By Staff Reports

INDEPENDENCE — The Grayson County Planning Commission has approved a long-term special use permit to allow year-round commercial recreation events on the property of James Carico, near 206 Cattle Drive in Fries.

After the property hosted a “Mudder’s Day Mud Bog Festival” that attracted more than 500 attendees in May, event organizer and zoning applicant Crystal Leonard contacted the commission about obtaining the permit so that the location could host future activities and festivals.

The commission reviewed Leonard’s application, considering both environmental impact and a report from the Grayson County Sheriff’s Office pertaining to the Mud Bog Festival. It was noted that Building Official Jimmy Moss found no problems in terms of environmental impact, and had reported that festival workers had done a “good job” cleaning up the property following the event.

Commission member Larry Bartlett asked Zoning Administrator Elaine Holeton if she had received comments on the proposal or complaints following the festival, which featured several monster trucks navigating a mud pit and musical performances that continued into nighttime hours.

“I did not receive any citizen comments after the public hearing notice went into the paper or when the certified letters were mailed,” said Holeton. “But I will say after the event I did have one complaint from an adjacent landowner regarding the noise. With that being said, I was a little amazed that there wasn’t more public comment on either side.”

Commission member Larry Brannock asked when activities would conclude at future events in the park, and Holeton answered that the applicant, Leonard, had noted all events would be slated to end by 9 p.m., except for concerts, which could continue until 11 p.m.

Leonard later clarified that only future Mud Bog Festivals and other special events and concerts could potentially go until, or slightly past, 11 p.m.
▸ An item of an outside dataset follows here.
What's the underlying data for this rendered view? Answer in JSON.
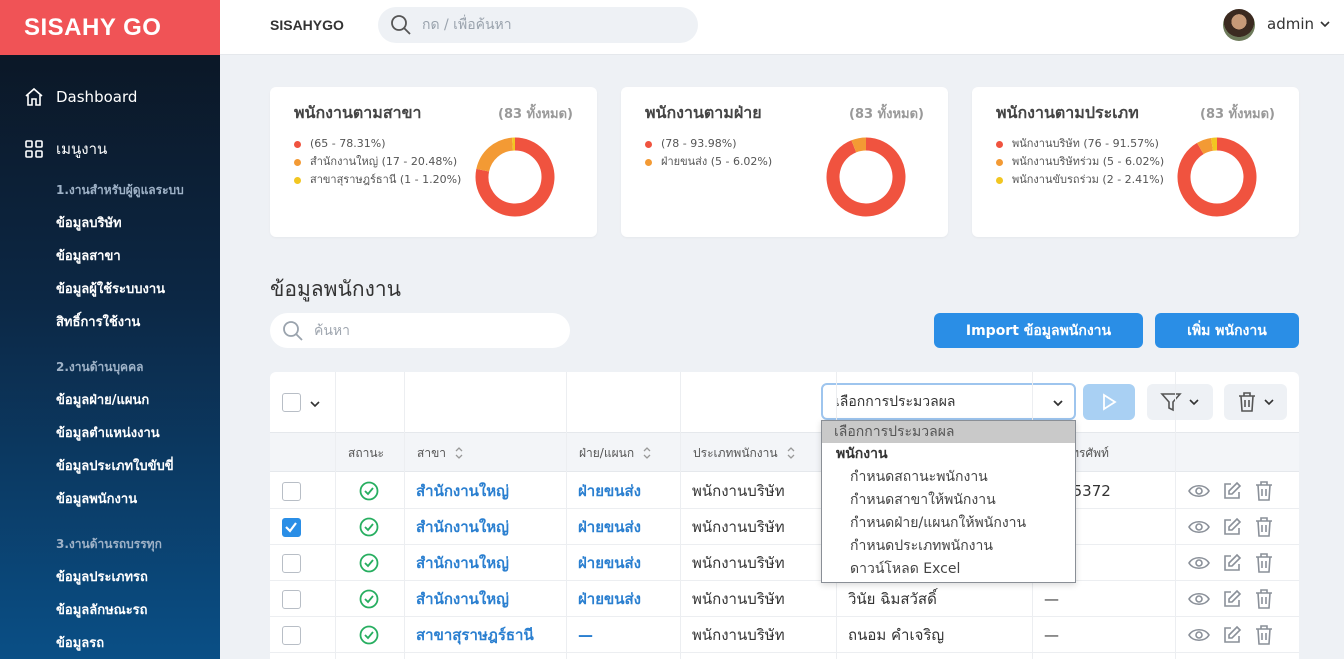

Leonard explained that some of the new events would include church activities, outdoor weddings and snow and sledding activities during the winter months. She said there had also been interest in starting a “Motorella” competition, which is a cancer fundraiser featuring a female athletic obstacle course. “No noise to worry about on that – it’s completely an afternoon event,” Leonard said.

Additionally, Leonard reported there had been some interest in constructing a concession stand to serve drinks and snacks on the site during events. Leonard said hosting the Mud Bog Festival had prepared her and other volunteers for several potential scenarios that may occur during future events, pointing out that unanticipated rain had been a problem.

Leonard also reported numbers for the large turnout for the first Mud Bog event, with up to 23 tent campers and nine camper spaces filled for the weekend. Attendance reached 275 Friday night, 375 during the day Saturday, and 550 to 575 for a Saturday night concert, according to Leonard. She based those figures on the number of admission wrist bands distributed, and did not account for children, who were admitted free.

In her closing comments, Leonard said one day she hoped the property would become known as “Carico Memorial Park.”

The commission opened a public hearing following Leonard’s presentation, but since no one spoke, the focus shifted back to members of the commission to make a decision.

“I think they have produced a ‘park’ and an event that is conducive to exploring new efforts for recreation and tourist activity that has not been destructive [to the land],” said Bartlett, who opened discussion leading up to the vote. “If 550 people were there, this means we have a new enterprise, a new effort, that I personally hope will grow.”

Bartlett continued by praising Leonard and other festival organizers by saying he was “amazed” at their work to clean up following the Mud Bog Festival.

“I personally feel that we have an obligation to advance our community and the endeavors of the people in our community and to assist any business that we can,” he said. “I see it as an innovative effort to create tourism and business in a park.”

Following Bartlett’s comments, Dr. Palmer Fant motioned that the commission approve the permit to allow for future events on the property. After a second, the commission voted unanimously in favor of approving the permit.

Improving the Floodplain Ordinance

Also at the meeting, the commission discussed new approaches to enforcing the county’s floodplain ordinance and improving community awareness of the laws in the document. Holeton said she had placed signs at entrances to designated shoreline recreation district areas and used funds from a Department of Conservation and Recreation grant to mail out 1,350 letters to owners of properties in those districts.

She received “about 20 calls a day” from citizens and property owners who were grateful for the notice and information about floodplain safety.